▶ Problem details:
Look through the entries for the string "JSON", and copy each line that holds it.

[[ Data for this task open ]]

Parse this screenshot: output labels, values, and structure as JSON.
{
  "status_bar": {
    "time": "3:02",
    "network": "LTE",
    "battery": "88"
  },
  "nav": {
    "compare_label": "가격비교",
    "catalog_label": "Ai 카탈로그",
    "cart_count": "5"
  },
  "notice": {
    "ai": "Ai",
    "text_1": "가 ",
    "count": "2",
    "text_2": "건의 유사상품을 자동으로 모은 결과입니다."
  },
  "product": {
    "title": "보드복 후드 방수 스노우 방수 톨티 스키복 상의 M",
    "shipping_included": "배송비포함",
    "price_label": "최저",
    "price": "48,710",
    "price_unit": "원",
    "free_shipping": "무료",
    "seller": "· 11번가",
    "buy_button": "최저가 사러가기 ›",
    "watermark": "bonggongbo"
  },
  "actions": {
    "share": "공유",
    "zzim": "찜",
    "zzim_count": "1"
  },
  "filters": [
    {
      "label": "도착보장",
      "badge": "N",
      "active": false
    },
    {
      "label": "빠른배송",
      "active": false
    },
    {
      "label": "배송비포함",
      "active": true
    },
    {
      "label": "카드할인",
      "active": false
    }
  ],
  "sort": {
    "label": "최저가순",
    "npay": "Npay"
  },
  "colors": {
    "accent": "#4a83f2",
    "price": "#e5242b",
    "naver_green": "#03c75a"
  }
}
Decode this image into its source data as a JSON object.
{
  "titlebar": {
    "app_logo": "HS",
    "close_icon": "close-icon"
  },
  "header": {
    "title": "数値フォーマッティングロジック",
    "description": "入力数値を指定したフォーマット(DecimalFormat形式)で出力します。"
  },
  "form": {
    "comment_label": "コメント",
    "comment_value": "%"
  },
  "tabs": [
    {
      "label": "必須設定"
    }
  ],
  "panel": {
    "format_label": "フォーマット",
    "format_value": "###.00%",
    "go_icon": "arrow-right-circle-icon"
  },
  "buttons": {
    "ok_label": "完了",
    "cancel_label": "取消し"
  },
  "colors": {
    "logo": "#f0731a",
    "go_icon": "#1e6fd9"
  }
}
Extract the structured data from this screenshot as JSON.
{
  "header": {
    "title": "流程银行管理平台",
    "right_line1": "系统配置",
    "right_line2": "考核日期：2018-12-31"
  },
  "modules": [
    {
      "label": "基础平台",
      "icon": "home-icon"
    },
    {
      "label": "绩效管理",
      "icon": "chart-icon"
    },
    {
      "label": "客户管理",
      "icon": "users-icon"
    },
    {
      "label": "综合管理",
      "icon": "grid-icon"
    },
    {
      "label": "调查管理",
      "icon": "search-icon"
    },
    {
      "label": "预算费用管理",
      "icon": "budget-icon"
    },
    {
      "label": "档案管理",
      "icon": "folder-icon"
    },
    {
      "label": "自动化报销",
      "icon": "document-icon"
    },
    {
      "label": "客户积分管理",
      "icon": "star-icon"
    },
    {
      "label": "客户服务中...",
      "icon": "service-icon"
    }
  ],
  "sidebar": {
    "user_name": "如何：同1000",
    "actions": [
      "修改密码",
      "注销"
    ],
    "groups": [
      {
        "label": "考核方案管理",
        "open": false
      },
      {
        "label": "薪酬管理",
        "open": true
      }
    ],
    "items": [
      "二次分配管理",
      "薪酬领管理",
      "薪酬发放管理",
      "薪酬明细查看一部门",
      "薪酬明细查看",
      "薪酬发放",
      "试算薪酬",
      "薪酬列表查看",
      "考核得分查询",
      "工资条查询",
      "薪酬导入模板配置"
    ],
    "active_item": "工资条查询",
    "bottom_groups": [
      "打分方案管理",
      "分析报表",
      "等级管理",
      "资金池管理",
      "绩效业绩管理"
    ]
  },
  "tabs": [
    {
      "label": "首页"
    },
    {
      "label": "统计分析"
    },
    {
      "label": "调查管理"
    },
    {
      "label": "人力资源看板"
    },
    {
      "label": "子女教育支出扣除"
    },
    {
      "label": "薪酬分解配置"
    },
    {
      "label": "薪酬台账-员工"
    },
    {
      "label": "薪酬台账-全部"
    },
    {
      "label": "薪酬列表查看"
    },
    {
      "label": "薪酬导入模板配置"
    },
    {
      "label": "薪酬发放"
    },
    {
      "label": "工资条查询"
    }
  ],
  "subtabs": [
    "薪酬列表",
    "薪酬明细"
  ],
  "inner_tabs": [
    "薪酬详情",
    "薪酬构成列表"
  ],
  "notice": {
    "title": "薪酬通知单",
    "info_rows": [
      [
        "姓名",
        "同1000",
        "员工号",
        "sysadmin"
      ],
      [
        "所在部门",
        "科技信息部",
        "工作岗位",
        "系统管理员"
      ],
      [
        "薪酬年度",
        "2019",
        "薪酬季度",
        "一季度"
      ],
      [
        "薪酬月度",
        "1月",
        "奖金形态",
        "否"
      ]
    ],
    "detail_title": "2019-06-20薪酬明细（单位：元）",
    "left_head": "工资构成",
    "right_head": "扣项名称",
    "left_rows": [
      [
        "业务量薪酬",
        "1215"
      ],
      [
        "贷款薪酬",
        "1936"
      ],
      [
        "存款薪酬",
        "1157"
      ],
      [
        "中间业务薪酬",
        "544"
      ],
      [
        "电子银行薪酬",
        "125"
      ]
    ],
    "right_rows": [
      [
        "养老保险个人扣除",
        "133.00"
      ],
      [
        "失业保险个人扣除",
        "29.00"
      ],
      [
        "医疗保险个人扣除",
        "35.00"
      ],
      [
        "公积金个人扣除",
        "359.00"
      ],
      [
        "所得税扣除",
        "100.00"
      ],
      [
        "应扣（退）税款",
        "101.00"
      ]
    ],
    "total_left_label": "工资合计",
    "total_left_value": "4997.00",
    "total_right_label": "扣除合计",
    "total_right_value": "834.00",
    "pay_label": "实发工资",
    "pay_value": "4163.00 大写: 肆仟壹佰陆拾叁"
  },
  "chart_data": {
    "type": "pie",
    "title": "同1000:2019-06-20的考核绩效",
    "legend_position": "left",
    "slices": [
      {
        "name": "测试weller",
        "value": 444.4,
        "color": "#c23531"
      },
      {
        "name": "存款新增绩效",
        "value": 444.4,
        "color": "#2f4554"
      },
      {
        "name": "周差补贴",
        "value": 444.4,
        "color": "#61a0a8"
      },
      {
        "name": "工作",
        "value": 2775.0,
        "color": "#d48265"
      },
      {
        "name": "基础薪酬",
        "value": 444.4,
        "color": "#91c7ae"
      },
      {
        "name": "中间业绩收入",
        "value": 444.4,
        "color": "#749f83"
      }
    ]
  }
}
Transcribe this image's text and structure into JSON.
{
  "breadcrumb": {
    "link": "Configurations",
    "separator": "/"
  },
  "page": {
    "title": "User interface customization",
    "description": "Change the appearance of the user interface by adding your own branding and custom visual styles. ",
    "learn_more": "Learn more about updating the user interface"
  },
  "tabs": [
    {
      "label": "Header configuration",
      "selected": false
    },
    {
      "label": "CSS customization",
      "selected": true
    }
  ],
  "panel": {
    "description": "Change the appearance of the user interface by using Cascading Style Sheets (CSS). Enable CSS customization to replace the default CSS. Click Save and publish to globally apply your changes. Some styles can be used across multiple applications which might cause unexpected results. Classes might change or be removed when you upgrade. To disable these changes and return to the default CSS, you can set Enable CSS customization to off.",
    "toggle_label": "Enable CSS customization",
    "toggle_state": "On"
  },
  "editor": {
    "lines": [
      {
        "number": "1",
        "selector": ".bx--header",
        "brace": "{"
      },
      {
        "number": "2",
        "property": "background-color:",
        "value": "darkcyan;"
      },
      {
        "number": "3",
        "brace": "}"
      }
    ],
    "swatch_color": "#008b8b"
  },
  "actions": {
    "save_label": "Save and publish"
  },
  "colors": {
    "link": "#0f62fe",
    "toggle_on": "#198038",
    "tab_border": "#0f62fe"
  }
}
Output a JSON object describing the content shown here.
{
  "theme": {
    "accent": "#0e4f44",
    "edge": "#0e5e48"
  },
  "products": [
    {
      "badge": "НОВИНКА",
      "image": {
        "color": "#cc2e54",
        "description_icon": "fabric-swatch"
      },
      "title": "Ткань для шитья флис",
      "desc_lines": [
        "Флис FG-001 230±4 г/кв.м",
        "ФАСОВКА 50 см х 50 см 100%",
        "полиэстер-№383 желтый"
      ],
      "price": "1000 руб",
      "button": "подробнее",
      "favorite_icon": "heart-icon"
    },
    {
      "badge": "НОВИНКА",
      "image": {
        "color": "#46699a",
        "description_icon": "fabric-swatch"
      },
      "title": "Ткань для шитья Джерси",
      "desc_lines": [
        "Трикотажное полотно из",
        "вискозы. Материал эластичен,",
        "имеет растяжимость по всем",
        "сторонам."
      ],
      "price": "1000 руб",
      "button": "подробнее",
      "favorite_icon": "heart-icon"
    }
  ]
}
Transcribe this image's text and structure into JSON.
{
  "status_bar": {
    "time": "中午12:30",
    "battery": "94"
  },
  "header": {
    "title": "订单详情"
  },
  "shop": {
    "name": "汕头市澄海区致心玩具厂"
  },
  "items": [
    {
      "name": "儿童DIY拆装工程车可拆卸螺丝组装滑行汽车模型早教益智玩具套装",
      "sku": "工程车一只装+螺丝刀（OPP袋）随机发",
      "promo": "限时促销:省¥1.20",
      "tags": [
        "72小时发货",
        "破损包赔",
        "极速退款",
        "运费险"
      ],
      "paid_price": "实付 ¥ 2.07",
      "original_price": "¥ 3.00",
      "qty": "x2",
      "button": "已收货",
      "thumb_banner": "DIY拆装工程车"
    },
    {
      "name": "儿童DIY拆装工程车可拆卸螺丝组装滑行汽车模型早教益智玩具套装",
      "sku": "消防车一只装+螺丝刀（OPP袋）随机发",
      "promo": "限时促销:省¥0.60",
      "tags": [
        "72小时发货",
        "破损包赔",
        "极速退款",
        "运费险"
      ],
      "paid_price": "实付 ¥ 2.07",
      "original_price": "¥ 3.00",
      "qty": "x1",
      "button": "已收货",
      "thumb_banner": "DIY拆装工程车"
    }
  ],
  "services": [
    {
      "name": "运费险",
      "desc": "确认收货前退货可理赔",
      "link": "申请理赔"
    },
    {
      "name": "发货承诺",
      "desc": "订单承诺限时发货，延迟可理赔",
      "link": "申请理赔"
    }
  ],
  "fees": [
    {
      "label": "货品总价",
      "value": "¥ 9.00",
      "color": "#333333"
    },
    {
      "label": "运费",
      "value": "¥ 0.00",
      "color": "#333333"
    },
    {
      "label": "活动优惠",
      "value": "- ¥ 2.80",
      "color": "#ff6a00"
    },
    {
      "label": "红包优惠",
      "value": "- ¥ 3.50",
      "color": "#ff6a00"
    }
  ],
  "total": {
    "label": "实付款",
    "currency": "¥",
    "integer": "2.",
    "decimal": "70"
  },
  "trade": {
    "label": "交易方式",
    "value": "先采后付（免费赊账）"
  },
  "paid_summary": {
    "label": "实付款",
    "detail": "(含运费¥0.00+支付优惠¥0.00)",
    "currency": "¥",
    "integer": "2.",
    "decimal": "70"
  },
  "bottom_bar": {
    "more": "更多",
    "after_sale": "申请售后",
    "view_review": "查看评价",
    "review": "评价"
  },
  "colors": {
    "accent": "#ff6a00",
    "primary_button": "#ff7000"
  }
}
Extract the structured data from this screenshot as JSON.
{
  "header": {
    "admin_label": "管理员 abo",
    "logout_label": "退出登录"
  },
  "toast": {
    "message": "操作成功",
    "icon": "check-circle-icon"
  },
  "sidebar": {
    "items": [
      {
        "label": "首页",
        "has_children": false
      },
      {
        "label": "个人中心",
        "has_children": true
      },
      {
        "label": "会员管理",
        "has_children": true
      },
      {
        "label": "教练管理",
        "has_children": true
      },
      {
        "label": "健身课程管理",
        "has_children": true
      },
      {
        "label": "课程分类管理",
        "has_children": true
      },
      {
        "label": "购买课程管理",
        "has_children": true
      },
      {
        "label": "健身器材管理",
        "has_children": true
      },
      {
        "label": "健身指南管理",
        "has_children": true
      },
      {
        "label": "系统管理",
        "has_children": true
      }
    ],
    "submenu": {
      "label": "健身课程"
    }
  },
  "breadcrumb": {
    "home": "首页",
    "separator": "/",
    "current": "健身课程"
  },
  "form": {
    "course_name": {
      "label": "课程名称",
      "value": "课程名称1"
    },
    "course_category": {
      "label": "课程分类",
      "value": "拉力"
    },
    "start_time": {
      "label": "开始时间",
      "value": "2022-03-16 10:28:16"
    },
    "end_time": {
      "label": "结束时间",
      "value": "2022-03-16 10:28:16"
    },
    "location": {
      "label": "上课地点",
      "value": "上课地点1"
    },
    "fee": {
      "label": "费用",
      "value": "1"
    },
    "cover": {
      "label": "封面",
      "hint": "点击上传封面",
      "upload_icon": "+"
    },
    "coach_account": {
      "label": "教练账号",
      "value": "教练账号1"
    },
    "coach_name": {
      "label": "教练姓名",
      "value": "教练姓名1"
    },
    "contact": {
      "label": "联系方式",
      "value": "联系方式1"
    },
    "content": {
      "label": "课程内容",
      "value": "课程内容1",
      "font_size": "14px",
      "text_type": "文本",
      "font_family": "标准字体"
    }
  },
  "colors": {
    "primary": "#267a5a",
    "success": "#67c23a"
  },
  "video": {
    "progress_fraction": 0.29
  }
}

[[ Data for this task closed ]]

▶ Answer for this exercise:
Parse this screenshot: output labels, values, and structure as JSON.
Decode this image into its source data as a JSON object.
Extract the structured data from this screenshot as JSON.
Transcribe this image's text and structure into JSON.
Output a JSON object describing the content shown here.
Transcribe this image's text and structure into JSON.
Extract the structured data from this screenshot as JSON.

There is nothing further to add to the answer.